What lines in the records include the string "FancyInput"? Return each one.

========================

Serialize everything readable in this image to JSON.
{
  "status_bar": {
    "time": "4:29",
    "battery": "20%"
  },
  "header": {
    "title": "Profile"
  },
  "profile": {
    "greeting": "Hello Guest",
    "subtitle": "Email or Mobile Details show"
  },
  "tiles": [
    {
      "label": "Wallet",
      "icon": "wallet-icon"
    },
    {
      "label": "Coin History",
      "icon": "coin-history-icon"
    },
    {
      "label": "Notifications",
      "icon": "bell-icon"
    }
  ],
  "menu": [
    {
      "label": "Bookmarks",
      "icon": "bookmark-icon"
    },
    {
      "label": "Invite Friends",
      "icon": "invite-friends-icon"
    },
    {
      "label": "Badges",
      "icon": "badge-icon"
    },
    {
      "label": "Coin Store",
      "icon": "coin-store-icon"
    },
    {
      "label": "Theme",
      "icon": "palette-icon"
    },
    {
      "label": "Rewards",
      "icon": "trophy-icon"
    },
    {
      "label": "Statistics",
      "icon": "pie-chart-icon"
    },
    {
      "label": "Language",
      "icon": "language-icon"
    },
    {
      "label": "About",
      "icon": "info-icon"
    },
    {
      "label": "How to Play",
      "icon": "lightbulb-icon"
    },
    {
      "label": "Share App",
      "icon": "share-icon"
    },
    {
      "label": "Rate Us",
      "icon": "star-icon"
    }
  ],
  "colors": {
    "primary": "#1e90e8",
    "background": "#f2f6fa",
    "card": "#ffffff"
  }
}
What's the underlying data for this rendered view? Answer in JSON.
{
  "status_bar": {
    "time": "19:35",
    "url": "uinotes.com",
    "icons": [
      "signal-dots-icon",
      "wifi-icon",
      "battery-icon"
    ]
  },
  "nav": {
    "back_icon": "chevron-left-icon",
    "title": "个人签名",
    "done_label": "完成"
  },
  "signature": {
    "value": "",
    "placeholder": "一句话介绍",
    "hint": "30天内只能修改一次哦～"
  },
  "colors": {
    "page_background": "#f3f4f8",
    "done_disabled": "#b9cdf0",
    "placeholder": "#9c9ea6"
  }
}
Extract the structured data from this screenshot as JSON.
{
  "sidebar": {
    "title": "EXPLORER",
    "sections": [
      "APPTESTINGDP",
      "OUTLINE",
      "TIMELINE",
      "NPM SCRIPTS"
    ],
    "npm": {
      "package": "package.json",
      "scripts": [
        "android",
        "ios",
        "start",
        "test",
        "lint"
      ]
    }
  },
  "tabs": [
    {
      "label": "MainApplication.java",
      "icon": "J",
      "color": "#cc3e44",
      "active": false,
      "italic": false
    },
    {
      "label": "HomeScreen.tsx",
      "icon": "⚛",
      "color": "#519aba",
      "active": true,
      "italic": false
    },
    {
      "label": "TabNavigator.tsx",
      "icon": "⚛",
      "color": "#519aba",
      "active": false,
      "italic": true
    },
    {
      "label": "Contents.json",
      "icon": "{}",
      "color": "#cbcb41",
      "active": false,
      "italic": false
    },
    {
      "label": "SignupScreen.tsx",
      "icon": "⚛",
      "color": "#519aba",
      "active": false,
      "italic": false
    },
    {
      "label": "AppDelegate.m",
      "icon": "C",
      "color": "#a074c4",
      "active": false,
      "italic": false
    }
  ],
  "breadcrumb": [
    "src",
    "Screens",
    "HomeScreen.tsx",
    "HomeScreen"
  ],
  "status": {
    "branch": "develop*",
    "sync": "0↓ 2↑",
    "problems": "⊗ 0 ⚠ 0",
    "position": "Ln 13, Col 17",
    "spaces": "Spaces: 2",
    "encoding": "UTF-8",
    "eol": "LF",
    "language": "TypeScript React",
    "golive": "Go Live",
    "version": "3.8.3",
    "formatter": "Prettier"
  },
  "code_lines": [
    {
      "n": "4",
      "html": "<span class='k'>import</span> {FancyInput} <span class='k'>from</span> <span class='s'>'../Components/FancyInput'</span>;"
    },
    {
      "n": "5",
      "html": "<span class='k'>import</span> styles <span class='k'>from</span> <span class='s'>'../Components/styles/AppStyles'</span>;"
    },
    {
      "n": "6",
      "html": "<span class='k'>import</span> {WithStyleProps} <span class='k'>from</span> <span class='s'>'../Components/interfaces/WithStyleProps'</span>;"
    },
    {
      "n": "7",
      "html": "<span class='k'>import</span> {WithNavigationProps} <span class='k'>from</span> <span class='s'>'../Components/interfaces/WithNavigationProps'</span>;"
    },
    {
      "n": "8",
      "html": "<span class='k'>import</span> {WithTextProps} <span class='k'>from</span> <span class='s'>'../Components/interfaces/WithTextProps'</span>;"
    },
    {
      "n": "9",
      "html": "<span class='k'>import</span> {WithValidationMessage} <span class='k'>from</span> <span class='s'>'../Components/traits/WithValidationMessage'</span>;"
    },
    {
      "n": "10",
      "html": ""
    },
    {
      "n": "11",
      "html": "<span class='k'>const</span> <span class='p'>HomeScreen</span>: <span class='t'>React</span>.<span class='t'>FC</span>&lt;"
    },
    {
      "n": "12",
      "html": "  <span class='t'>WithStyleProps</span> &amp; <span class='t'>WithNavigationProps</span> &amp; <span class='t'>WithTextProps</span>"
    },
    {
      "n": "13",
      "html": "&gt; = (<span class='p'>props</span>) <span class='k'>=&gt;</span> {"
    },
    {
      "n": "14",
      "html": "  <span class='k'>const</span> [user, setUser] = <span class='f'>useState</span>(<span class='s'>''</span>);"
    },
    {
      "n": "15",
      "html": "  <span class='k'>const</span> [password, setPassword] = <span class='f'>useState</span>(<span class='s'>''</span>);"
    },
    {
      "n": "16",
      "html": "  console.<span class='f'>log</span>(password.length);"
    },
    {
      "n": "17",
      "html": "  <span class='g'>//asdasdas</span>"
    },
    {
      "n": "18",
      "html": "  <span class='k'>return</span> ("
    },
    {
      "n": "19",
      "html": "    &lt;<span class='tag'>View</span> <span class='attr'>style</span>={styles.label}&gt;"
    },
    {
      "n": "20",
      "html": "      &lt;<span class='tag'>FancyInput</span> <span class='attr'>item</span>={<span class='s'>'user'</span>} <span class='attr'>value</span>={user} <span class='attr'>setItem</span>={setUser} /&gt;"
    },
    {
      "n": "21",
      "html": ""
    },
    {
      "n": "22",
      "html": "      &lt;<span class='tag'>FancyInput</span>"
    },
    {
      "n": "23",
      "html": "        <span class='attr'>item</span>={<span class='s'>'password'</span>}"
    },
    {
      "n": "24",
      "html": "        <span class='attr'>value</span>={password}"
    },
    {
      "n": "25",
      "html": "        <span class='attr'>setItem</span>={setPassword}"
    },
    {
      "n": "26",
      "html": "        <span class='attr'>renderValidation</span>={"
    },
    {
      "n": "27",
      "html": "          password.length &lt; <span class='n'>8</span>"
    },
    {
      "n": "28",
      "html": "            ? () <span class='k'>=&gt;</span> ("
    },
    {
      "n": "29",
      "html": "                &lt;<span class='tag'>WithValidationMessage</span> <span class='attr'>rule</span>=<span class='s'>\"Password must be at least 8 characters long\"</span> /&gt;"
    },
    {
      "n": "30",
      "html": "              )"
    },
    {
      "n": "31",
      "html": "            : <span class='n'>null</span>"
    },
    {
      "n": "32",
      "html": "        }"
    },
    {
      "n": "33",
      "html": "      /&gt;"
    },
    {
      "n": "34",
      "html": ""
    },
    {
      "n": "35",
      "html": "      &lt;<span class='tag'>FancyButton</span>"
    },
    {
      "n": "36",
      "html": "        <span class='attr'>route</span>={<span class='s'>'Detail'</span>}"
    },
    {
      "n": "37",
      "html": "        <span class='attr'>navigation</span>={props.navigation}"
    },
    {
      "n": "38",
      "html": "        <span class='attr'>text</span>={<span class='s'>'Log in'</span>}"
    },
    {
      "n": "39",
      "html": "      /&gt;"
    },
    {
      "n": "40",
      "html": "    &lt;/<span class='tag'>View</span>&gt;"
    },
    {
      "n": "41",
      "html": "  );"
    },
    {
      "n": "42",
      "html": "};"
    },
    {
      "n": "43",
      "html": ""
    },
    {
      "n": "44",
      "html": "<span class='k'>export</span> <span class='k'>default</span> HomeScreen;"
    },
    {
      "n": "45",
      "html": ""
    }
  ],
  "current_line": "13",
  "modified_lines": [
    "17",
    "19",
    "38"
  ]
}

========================

**WRITTEN ANSWER:**
      "html": "<span class='k'>import</span> {FancyInput} <span class='k'>from</span> <span class='s'>'../Components/FancyInput'</span>;"
      "html": "      &lt;<span class='tag'>FancyInput</span> <span class='attr'>item</span>={<span class='s'>'user'</span>} <span class='attr'>value</span>={user} <span class='attr'>setItem</span>={setUser} /&gt;"
      "html": "      &lt;<span class='tag'>FancyInput</span>"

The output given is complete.